Source information:
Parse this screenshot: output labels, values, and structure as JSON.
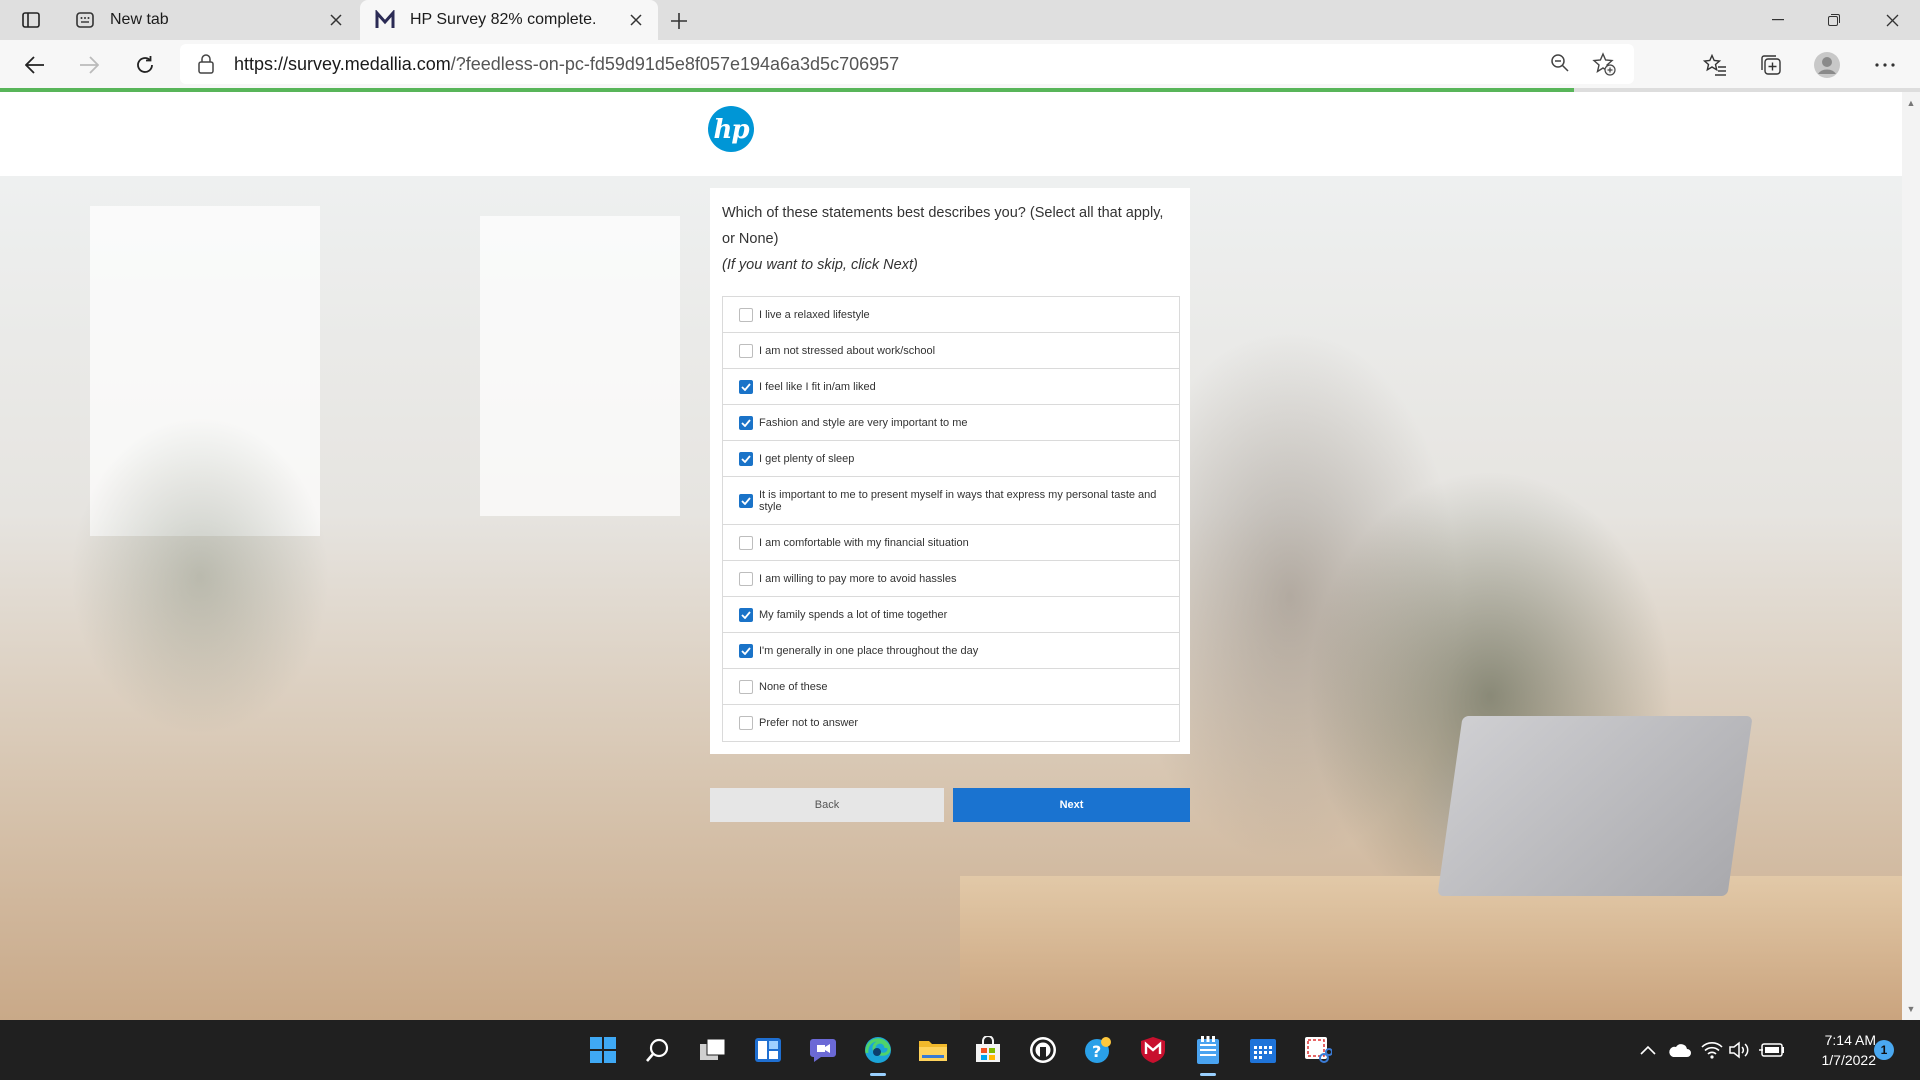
{
  "browser": {
    "tabs": [
      {
        "title": "New tab",
        "active": false
      },
      {
        "title": "HP Survey 82% complete.",
        "active": true
      }
    ],
    "url_host": "https://survey.medallia.com",
    "url_path": "/?feedless-on-pc-fd59d91d5e8f057e194a6a3d5c706957",
    "progress_fraction": 0.82
  },
  "survey": {
    "question": "Which of these statements best describes you? (Select all that apply, or None)",
    "hint": "(If you want to skip, click Next)",
    "options": [
      {
        "label": "I live a relaxed lifestyle",
        "checked": false
      },
      {
        "label": "I am not stressed about work/school",
        "checked": false
      },
      {
        "label": "I feel like I fit in/am liked",
        "checked": true
      },
      {
        "label": "Fashion and style are very important to me",
        "checked": true
      },
      {
        "label": "I get plenty of sleep",
        "checked": true
      },
      {
        "label": "It is important to me to present myself in ways that express my personal taste and style",
        "checked": true
      },
      {
        "label": "I am comfortable with my financial situation",
        "checked": false
      },
      {
        "label": "I am willing to pay more to avoid hassles",
        "checked": false
      },
      {
        "label": "My family spends a lot of time together",
        "checked": true
      },
      {
        "label": "I'm generally in one place throughout the day",
        "checked": true
      },
      {
        "label": "None of these",
        "checked": false
      },
      {
        "label": "Prefer not to answer",
        "checked": false
      }
    ],
    "back_label": "Back",
    "next_label": "Next"
  },
  "logo_text": "hp",
  "taskbar": {
    "time": "7:14 AM",
    "date": "1/7/2022",
    "notification_count": "1"
  },
  "colors": {
    "accent_blue": "#1a73d0",
    "progress_green": "#58b559",
    "hp_blue": "#0096d6"
  }
}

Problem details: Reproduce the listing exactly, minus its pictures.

Exercise output:
Parse this screenshot: output labels, values, and structure as JSON.
{
  "browser": {
    "tabs": [
      {
        "title": "New tab",
        "active": false
      },
      {
        "title": "HP Survey 82% complete.",
        "active": true
      }
    ],
    "url_host": "https://survey.medallia.com",
    "url_path": "/?feedless-on-pc-fd59d91d5e8f057e194a6a3d5c706957",
    "progress_fraction": 0.82
  },
  "survey": {
    "question": "Which of these statements best describes you? (Select all that apply, or None)",
    "hint": "(If you want to skip, click Next)",
    "options": [
      {
        "label": "I live a relaxed lifestyle",
        "checked": false
      },
      {
        "label": "I am not stressed about work/school",
        "checked": false
      },
      {
        "label": "I feel like I fit in/am liked",
        "checked": true
      },
      {
        "label": "Fashion and style are very important to me",
        "checked": true
      },
      {
        "label": "I get plenty of sleep",
        "checked": true
      },
      {
        "label": "It is important to me to present myself in ways that express my personal taste and style",
        "checked": true
      },
      {
        "label": "I am comfortable with my financial situation",
        "checked": false
      },
      {
        "label": "I am willing to pay more to avoid hassles",
        "checked": false
      },
      {
        "label": "My family spends a lot of time together",
        "checked": true
      },
      {
        "label": "I'm generally in one place throughout the day",
        "checked": true
      },
      {
        "label": "None of these",
        "checked": false
      },
      {
        "label": "Prefer not to answer",
        "checked": false
      }
    ],
    "back_label": "Back",
    "next_label": "Next"
  },
  "logo_text": "hp",
  "taskbar": {
    "time": "7:14 AM",
    "date": "1/7/2022",
    "notification_count": "1"
  },
  "colors": {
    "accent_blue": "#1a73d0",
    "progress_green": "#58b559",
    "hp_blue": "#0096d6"
  }
}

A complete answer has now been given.